    Here’s a look at how Barnes’ track record compares to the coaches in the top 10 of annual salary for the 2018-19 basketball season:

    Coach (Salary)National TitlesTitle Game AppearancesFinal Four AppearancesElite Eight AppearancesSweet Sixteen Appearances Years Coaching (Division I)
    Rick Barnes ($4.7 million in 2019-20)0013732 years
    John Calipari ($9.3 million in 2018-19)136121527 years
    Mike Krzyzewski ($7.05 million in 2018-19)5912162544 years
    Tom Izzo ($4.15 million in 2018-19)128101424 years
    Tony Bennett ($4.15 million in 2018-19)1112413 years
    Bill Self ($4.07 million in 2018-19)123101326 years
    Chris Mack ($4 million in 2018-19)0001410 years
    Roy Williams ($3.9 million in 2018-19)369131931 years
    Jay Wright ($3.88 million in 2018-19P)2234625 years
    Bob Huggins ($3.87 million in 2018-19)0024934 years
    John Beilein ($3.8 million in 2018-19)0224727 years

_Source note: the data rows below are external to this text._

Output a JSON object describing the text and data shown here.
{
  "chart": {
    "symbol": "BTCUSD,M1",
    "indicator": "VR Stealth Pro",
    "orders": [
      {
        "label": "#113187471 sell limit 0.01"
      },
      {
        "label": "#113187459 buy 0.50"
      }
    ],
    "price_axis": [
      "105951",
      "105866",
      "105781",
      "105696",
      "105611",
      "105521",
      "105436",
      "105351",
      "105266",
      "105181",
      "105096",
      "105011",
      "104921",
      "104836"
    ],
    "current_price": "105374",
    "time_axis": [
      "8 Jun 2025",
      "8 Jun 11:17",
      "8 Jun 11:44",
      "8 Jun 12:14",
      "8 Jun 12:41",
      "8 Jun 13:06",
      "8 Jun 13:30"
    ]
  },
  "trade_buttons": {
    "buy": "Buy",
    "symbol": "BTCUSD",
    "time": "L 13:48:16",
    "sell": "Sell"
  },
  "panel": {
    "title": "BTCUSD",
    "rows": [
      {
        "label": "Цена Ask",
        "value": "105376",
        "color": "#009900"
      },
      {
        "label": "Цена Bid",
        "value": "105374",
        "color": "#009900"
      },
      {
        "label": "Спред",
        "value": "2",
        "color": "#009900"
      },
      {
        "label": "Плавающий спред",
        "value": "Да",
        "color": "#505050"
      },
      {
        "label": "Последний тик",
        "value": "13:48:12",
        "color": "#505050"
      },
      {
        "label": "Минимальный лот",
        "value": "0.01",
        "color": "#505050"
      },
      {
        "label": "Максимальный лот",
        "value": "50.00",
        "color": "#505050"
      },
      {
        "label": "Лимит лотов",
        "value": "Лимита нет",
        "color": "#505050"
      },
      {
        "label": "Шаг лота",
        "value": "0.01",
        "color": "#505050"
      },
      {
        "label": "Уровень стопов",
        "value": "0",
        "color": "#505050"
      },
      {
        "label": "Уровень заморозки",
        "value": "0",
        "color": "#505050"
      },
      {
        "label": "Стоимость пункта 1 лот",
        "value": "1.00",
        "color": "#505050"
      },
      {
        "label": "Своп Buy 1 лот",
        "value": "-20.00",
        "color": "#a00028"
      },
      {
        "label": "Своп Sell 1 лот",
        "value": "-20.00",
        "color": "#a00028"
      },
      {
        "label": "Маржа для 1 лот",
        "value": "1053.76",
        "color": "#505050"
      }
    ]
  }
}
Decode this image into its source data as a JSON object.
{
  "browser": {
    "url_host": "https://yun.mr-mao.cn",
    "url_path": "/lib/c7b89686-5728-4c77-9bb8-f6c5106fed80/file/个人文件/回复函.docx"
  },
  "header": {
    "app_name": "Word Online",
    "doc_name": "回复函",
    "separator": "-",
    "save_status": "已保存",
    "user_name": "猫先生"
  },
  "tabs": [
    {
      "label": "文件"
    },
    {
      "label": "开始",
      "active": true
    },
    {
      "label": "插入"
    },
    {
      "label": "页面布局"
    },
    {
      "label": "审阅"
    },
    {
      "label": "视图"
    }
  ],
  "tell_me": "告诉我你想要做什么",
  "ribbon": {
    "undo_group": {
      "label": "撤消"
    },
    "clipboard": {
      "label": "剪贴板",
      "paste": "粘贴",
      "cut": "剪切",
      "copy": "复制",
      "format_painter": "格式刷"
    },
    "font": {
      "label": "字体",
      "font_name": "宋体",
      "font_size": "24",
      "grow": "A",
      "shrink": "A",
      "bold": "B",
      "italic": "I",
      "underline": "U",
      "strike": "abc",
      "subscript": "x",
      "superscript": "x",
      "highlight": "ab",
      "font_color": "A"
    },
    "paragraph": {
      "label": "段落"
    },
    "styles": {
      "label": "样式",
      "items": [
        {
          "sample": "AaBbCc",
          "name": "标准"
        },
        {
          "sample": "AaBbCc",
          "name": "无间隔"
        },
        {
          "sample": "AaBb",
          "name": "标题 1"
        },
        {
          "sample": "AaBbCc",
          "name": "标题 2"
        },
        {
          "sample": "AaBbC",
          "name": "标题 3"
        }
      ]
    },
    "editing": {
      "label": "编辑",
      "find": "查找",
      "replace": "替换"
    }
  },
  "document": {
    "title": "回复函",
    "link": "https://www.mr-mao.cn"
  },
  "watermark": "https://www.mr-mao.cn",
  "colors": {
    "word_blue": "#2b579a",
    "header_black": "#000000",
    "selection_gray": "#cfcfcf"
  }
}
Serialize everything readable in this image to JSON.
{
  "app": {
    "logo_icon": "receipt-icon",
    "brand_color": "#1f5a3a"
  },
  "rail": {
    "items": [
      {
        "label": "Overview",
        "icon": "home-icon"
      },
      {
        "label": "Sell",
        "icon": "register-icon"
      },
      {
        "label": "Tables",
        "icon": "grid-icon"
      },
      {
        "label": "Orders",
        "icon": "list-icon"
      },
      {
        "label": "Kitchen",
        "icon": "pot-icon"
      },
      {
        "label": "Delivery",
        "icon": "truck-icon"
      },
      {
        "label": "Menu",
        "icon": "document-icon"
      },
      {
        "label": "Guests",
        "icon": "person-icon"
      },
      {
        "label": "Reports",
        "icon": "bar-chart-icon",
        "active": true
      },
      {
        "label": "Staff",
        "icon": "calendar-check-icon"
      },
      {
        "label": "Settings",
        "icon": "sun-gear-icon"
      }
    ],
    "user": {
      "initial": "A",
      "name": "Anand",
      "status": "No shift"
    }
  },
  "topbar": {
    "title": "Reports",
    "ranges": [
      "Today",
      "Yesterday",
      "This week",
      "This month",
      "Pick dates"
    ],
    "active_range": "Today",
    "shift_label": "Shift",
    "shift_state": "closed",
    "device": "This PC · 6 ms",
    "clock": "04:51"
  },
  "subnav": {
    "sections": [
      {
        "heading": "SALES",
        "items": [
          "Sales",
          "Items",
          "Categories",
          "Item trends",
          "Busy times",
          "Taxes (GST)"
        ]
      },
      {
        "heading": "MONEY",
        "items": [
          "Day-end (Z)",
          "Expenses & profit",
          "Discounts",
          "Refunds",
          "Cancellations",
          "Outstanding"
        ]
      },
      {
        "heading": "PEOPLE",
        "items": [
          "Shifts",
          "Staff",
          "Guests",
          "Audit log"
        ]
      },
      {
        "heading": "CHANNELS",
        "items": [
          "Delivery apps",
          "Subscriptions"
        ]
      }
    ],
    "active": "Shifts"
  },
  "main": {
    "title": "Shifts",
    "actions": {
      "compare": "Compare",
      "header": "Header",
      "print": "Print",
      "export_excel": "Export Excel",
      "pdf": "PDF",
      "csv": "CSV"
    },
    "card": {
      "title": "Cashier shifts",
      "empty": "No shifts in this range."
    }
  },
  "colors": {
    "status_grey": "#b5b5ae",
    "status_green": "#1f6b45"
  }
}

    The rebuild that Barnes has done at Tennessee is nothing short of impressive. He took a team that went 15-19 in his first year and 16-16 in his second to No. 1 in the AP Poll in his fourth season as head coach. That’s to be commended.

    But it’s clear now that expectations are going to be different moving forward for Barnes. He’s being paid more money per year than some of the most recognizable names in the sport right now, and that raise in pay comes with a similar rise in expectations.

    There are several coaches making much less per year than Barnes is set to make who have had much more success in their head coaching tenures. Barnes is certainly aware of this, and he’s also likely aware of his reputation of being a regular season coach and not a postseason one. He has the perfect opportunity to rebrand himself at Tennessee, and he has quite literally millions of reasons to be motivated to do so thanks to his new contract.

    Should the Vols make it to the Elite Eight, Barnes is set to receive an $800,000 bonus. Taking the Vols to their first-ever Final Four would net him a clean $1 million bonus.

    If that’s not motivation enough to rise up to expectations, nothing is.

    Barnes is already recruiting at a higher level than Tennessee has ever seen in men’s basketball, and it’s clear he and his staff are exceptional at developing talent. Now, they just have to take that next step and start achieving more postseason success.

    Tennessee is paying Rick Barnes like he’s one of the top head coaches in college basketball, and Vol fans are going to expect and demand that he produce like one moving forward. This upcoming season may be more of a retooling year depending on what Jordan Bone and Grant Williams decide to do, but it’s clear that the future of Tennessee men’s basketball is expected to be much, much more successful than what the past has been.